In May 1865, Sylvester M. Wait (d. 1891) begins operating a flour mill in the midst of farmland clustered around the convergence of the Touchet River and Coppei Creek in Walla Walla County. The previous year Wait had met Dennis Willard, an early settler in the Touchet Valley, who was in Lewiston, Idaho, selling supplies to miners. Wait returned with Willard and, on land donated by Willard and William Perry Bruce, set up a mill to process local wheat into flour. The town of Waitsburg will grow up around the mill, which will continue to expand and operate under different owners until it is closed 92 years later.

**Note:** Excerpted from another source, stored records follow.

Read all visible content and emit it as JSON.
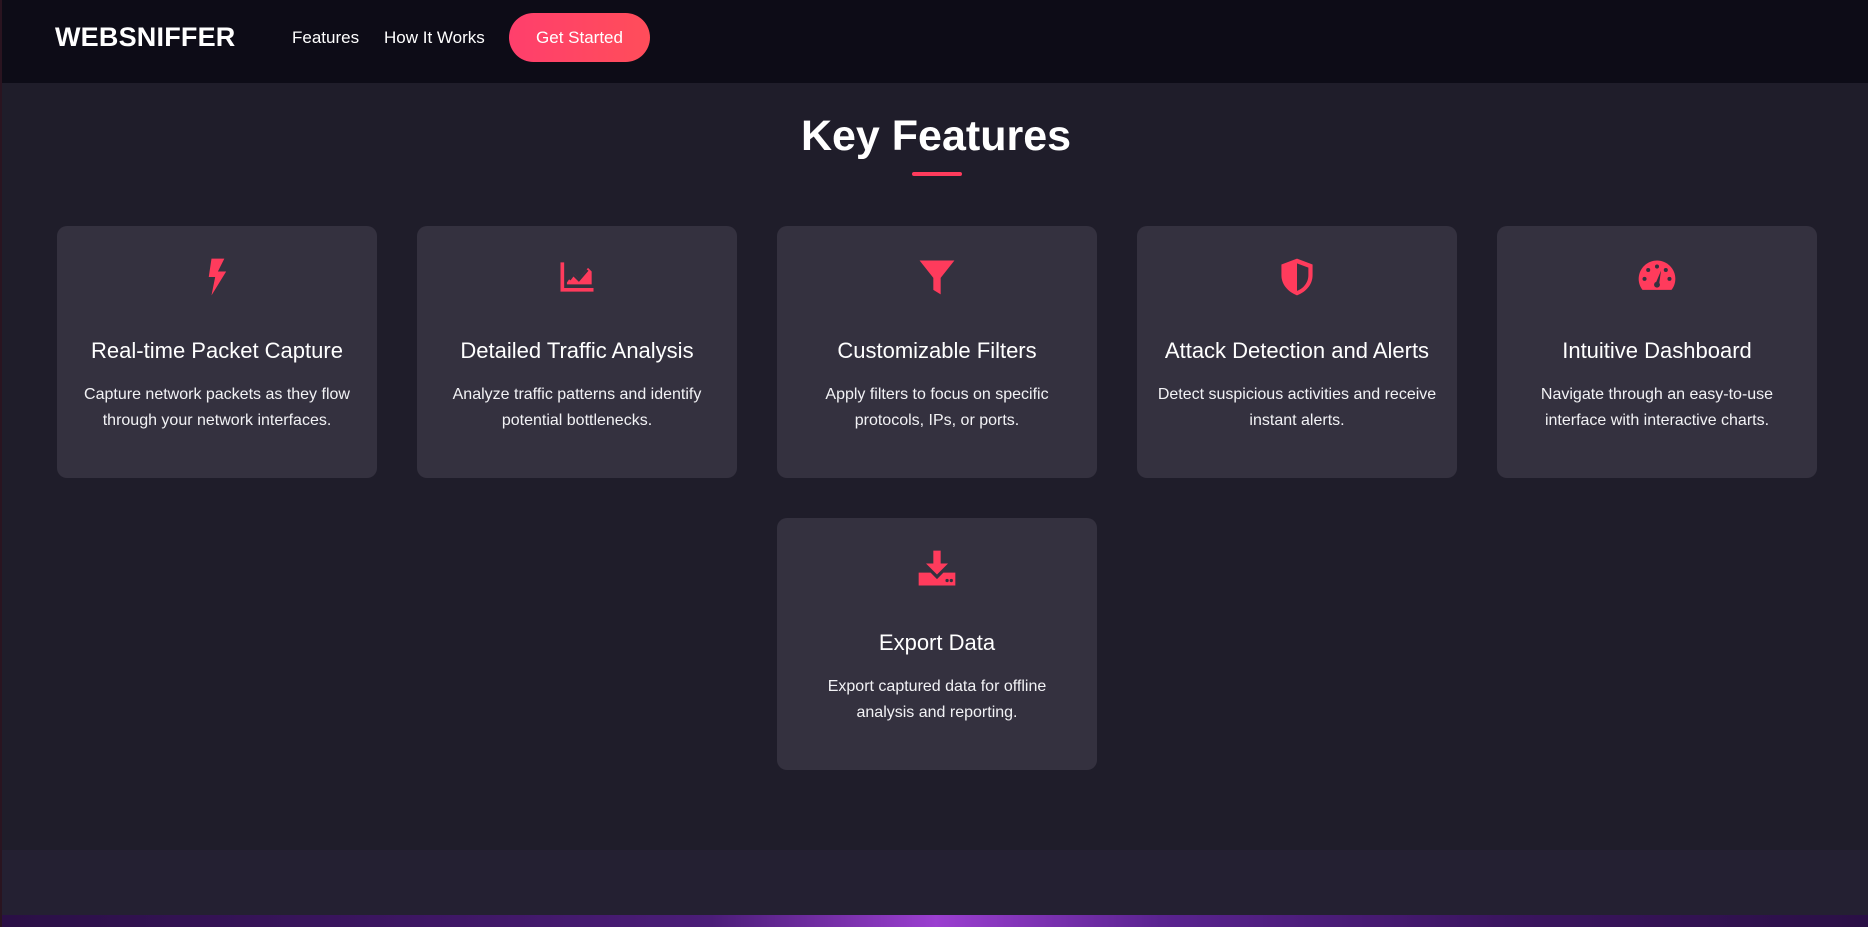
{
  "nav": {
    "brand": "WEBSNIFFER",
    "links": [
      "Features",
      "How It Works"
    ],
    "cta_label": "Get Started"
  },
  "features_section": {
    "title": "Key Features",
    "cards": [
      {
        "icon": "lightning-bolt-icon",
        "title": "Real-time Packet Capture",
        "description": "Capture network packets as they flow through your network interfaces."
      },
      {
        "icon": "area-chart-icon",
        "title": "Detailed Traffic Analysis",
        "description": "Analyze traffic patterns and identify potential bottlenecks."
      },
      {
        "icon": "filter-icon",
        "title": "Customizable Filters",
        "description": "Apply filters to focus on specific protocols, IPs, or ports."
      },
      {
        "icon": "shield-icon",
        "title": "Attack Detection and Alerts",
        "description": "Detect suspicious activities and receive instant alerts."
      },
      {
        "icon": "dashboard-gauge-icon",
        "title": "Intuitive Dashboard",
        "description": "Navigate through an easy-to-use interface with interactive charts."
      },
      {
        "icon": "download-icon",
        "title": "Export Data",
        "description": "Export captured data for offline analysis and reporting."
      }
    ]
  },
  "colors": {
    "accent": "#ff3b5c",
    "navbar_bg": "#0d0c17",
    "page_bg": "#1f1d2a",
    "card_bg": "#34313f"
  }
}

In 1859, a number of settlers began farming around the juncture of the Touchet River and Coppei Creek in the Touchet Valley. After a few years of farming along the rivers, some of these pioneer farmers began dryland farming on the slopes surrounding the valley and started to produce significant quantities of wheat. In 1864, while selling supplies to miners in Lewiston, Dennis Willard, who owned 160 acres in the Touchet Valley, met Sylvester Wait. Originally from Waitsfield, Vermont, Wait had previously operated a flour mill in Rogue River, Oregon, until hostilities there had forced him to abandon his business. He then opened a dairy in Lewiston. Willard persuaded Wait that the Touchet Valley, where ample wheat was grown and the rivers were powerful, was an opportune site for a flour mill. Moreover, Willard informed Wait, there were some 5,000 bushels of wheat ready to be shipped to Walla Walla. There would be more profit in grinding this wheat into flour and packing it to the mines.
Willard and Bruce donated about 10 acres of land on the north side of the Touchet River for a mill and a residence for Wait and his men. They granted Wait rights for the millrace, and the other farmers in the area held their grain until the mill was in operation. Wait secured investment capital totaling about $14,000 and traveled to San Francisco for the necessary supplies. A two-story, 40-by-50-feet wood-frame structure, assembled with whatever wood could be obtained from the surrounding area, was built and one set of small millstones was installed. In May 1865, the mill went into operation and flour was soon en route to mining camps in Idaho.
A town, which came to be known as Waitsburg, quickly developed around Wait's mill. In 1866, Wait sold half of his interest in the mill to brothers William (1832-1916) and Platt Preston and the operation was enlarged. In 1870, Wait sold his remaining interest in the mill to the Preston brothers and moved upriver to build another mill in the new town of Dayton. The Preston brothers further expanded the Waitsburg mill and installed more and larger millstones. Later, the millstones were replaced with steel roller machines. Both the mill and the town grew, especially after a rail line connected Waitsburg with the regional and national railway network. In 1891, Frank Parton of Albany, Oregon, purchased a one-third interest in the mill, which then operated under the ownership of the Preston-Parton Milling Company. By the turn of the century, the five-story plant was producing some 400 barrels a day of fine and even white flour.
In 1911, William B. Shaffer, who had become general manager of the mill in 1886, bought Parton's interest and the Preston-Shaffer Milling Company was incorporated. The company expanded in the early twentieth century, establishing mills in Athena and Milton, Oregon, and in 1936 the Waitsburg mill was converted from water to electric power. In 1957, Preston-Shaffer stockholders voted to discontinue the business and the Waitsburg mill was closed. In September 2009 the abandoned mill, which had been on the Washington Trust for Historic Preservation's endangered property list since 2005, was destroyed in a fire.